4. On 1650-52 (“Here now, in view of another thesis…”), what does Derrida apparently mean by his term “limitrophy” (1650) in the context of the present essay? Why is he not interested in undoing the longstanding claims humans have made about the “abyss” (1651) between themselves and the beings they call animals? Derrida writes, “I have thus never believed in some homogeneous continuity between what calls itself man and what he calls the animal” (1651). So why would simply dismissing such a thesis about the supposed abyss between human and animal be a mistake? How, nonetheless, can a discussion about that abyss become more useful to us as we attempt to understand what Derrida called at the outset the “unprecedented transformation” through which we are now living—what are the three versions of the thesis Derrida develops in this regard? (1652)

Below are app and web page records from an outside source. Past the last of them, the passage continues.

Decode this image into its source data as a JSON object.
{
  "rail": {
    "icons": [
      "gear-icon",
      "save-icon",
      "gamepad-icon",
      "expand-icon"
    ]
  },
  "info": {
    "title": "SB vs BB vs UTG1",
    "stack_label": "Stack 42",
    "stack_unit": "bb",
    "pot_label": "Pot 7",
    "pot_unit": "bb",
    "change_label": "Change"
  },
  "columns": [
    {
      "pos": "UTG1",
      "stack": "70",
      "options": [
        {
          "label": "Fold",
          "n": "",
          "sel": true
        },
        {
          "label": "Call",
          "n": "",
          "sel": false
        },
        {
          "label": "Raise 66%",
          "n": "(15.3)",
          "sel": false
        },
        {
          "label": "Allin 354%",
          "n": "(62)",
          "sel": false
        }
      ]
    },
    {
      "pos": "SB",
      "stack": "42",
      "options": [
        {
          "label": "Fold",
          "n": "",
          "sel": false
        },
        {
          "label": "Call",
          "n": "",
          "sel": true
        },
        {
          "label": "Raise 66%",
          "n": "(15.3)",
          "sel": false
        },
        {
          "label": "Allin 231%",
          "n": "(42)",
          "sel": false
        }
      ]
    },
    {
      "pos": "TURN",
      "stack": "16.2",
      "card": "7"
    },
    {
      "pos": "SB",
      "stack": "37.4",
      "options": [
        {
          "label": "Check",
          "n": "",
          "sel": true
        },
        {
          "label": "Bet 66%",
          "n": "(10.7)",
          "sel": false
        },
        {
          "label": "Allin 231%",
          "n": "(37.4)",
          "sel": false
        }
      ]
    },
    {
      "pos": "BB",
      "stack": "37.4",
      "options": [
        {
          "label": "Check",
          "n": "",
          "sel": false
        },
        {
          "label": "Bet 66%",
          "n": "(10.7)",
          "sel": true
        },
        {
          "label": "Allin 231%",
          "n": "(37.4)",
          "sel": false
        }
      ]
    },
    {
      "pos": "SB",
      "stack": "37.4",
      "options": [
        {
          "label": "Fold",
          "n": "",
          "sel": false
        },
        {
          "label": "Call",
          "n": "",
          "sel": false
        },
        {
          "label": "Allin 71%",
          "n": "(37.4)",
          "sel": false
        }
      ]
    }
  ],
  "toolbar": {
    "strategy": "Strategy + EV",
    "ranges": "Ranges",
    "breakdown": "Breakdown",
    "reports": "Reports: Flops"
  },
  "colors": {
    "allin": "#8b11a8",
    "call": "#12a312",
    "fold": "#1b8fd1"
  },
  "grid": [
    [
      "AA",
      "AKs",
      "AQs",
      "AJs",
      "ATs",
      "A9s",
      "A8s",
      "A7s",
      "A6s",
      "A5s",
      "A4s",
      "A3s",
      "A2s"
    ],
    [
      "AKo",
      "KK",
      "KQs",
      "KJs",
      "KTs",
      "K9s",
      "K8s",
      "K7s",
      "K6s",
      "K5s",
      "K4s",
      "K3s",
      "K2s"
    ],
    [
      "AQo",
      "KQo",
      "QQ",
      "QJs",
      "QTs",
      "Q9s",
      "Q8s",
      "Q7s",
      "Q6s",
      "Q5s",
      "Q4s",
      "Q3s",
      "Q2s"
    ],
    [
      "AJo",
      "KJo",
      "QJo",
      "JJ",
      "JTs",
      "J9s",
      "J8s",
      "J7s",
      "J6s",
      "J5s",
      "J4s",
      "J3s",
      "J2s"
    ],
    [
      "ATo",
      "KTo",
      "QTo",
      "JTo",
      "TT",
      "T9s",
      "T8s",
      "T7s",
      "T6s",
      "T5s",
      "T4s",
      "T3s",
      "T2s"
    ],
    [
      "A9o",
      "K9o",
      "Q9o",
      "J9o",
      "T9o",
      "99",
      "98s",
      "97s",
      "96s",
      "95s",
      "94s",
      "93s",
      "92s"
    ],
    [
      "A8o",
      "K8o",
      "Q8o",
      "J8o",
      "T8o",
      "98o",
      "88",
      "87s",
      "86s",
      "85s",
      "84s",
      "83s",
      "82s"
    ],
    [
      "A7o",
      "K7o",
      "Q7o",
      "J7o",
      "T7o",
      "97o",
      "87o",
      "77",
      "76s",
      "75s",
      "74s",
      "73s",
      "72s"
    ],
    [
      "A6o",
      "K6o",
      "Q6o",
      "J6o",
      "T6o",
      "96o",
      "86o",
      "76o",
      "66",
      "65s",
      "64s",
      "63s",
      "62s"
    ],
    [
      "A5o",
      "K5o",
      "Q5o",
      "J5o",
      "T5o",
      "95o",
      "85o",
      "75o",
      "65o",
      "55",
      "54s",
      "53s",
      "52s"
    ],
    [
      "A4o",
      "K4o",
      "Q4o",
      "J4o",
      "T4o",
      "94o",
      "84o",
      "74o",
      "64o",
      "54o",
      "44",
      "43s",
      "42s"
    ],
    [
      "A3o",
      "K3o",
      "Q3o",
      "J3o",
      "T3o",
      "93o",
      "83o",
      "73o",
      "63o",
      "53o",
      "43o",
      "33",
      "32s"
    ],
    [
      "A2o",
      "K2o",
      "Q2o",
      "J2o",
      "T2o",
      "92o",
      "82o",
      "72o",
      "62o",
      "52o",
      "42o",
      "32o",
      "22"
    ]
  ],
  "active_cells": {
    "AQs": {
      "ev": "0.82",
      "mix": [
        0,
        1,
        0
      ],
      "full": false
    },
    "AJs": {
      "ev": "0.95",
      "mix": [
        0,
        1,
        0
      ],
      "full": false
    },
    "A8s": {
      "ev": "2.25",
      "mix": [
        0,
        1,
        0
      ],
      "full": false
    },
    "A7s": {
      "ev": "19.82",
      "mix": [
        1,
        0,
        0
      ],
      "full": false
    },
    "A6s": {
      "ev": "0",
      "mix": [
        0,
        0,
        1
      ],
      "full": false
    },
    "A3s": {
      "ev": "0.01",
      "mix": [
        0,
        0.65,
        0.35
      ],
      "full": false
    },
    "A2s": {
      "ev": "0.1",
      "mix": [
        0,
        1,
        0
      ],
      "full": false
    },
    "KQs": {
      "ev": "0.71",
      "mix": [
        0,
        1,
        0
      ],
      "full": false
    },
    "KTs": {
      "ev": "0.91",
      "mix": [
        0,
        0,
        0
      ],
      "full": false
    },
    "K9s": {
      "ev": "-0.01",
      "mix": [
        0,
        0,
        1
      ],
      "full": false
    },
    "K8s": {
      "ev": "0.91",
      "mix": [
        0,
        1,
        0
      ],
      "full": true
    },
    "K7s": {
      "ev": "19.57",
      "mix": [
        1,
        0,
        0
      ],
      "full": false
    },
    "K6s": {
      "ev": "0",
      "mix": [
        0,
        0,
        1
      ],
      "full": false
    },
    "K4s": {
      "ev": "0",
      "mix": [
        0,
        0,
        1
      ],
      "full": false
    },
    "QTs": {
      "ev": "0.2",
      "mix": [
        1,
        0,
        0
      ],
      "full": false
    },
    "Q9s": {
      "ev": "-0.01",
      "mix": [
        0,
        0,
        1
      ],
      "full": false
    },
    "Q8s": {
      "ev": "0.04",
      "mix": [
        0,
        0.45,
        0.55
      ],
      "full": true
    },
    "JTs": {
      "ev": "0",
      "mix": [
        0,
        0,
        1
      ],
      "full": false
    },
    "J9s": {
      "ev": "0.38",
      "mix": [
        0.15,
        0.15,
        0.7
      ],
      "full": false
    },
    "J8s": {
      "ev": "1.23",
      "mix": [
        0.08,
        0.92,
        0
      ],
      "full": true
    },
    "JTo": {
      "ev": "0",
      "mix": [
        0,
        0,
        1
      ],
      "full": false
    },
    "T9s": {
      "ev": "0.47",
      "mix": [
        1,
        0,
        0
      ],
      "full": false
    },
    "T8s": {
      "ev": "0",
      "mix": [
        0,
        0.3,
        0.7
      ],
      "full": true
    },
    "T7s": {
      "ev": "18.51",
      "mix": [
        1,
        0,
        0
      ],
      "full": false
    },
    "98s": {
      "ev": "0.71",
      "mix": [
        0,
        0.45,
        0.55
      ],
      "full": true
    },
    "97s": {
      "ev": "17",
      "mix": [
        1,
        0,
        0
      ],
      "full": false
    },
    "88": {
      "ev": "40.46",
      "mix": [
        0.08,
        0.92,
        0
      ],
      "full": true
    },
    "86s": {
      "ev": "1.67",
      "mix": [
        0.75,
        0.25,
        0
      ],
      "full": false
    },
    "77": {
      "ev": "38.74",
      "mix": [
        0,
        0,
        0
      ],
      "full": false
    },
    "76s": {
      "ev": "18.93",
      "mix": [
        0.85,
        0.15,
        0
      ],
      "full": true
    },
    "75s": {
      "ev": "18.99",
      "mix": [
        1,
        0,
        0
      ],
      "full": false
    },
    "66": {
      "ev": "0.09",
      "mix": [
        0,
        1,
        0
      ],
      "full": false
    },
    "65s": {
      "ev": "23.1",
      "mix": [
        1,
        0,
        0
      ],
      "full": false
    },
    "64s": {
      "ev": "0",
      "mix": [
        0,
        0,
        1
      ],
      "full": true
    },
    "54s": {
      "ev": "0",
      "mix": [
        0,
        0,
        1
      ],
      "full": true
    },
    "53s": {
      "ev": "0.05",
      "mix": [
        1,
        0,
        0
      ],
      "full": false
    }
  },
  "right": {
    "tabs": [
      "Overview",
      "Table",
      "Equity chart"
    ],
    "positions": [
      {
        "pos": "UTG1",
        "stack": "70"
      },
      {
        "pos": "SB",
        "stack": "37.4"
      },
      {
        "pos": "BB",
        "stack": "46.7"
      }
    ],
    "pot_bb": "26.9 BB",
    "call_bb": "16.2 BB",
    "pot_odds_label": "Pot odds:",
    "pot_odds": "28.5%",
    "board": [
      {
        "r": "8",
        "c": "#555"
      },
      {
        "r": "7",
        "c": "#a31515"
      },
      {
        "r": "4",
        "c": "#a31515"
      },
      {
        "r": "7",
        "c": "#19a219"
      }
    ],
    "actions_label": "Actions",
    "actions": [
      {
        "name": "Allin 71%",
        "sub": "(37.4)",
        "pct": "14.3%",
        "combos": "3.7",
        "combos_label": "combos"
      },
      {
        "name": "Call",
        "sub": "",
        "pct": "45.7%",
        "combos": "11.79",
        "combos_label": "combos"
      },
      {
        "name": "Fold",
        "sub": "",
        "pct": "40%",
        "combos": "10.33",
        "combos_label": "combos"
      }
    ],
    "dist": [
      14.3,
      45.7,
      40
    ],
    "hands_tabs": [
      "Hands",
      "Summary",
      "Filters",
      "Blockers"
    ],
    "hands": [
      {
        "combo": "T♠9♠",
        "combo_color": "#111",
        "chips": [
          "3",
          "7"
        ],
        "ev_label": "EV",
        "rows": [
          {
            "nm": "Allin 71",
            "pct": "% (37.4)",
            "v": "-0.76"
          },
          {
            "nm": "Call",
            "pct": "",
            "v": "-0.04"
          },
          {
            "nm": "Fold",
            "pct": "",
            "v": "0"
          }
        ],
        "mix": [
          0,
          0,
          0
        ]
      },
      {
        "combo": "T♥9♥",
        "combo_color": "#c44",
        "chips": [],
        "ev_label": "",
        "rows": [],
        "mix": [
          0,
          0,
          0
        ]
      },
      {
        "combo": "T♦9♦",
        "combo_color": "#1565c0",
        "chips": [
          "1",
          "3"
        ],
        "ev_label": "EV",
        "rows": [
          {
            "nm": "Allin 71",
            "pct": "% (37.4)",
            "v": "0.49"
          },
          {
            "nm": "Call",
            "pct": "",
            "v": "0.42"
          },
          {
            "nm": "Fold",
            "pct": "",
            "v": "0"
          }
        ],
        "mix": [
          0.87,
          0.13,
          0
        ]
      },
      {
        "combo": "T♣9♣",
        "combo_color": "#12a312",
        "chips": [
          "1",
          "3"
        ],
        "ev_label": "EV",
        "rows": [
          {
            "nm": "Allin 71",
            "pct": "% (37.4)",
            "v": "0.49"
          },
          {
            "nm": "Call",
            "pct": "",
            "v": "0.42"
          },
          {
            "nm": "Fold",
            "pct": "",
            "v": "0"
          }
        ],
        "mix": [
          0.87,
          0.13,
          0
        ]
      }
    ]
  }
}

5. On 1652-54 (“Yes, animal, what a word!…”), Derrida’s investigation shifts more completely to the language whereby we have long tried to distinguish what is human from all else. What does he find questionable about our use of the singular noun “animal” or “the animal,” as opposed to the plural of that word? How has a certain linguistic operation allowed human beings to define themselves over against a reductive conception of an almost infinitely diverse animal realm, and to employ an equally reductive way of talking about animals’ capacity or incapacity to “speak”? In what sense is language, as so often in Derridean analysis, shown to be the very stuff of both the revelation and concealment of powerful needs, motives, and so forth? With that question in mind, how has this entire piece of writing been an exploration of the effects of our insistently binary thinking in terms of human/animal?

6. General question: In his “Apology for Raymond Sebond,” the sixteenth-century French philosopher Michel de Montaigne asks, “When I play with my cat, who knows whether she is occupying her time with me more than I am with her?” Derrida’s study seems to draw inspiration from this question since he said “The Animal That Therefore I Am” was sparked by a significant look between him and his cat. (Cats are the French philosophers’ best muses, it seems. Foucault had a cat named “Insanity,” so we can add him or her to the list.) If you have a cat (or some other animal you consider clever), how do you respond to this often-asked question: What, if anything, can a glance, a moment of play, or other similar connection between human and animal reveal?

Edition: Leitch, Vincent B. et al., eds. The Norton Anthology of Theory and Criticism. 3rd ed. New York and London: W. W. Norton & Company, 2018. ISBN-13: 978-0-393-60295-1.

Copyright © 2021 Alfred J. Drake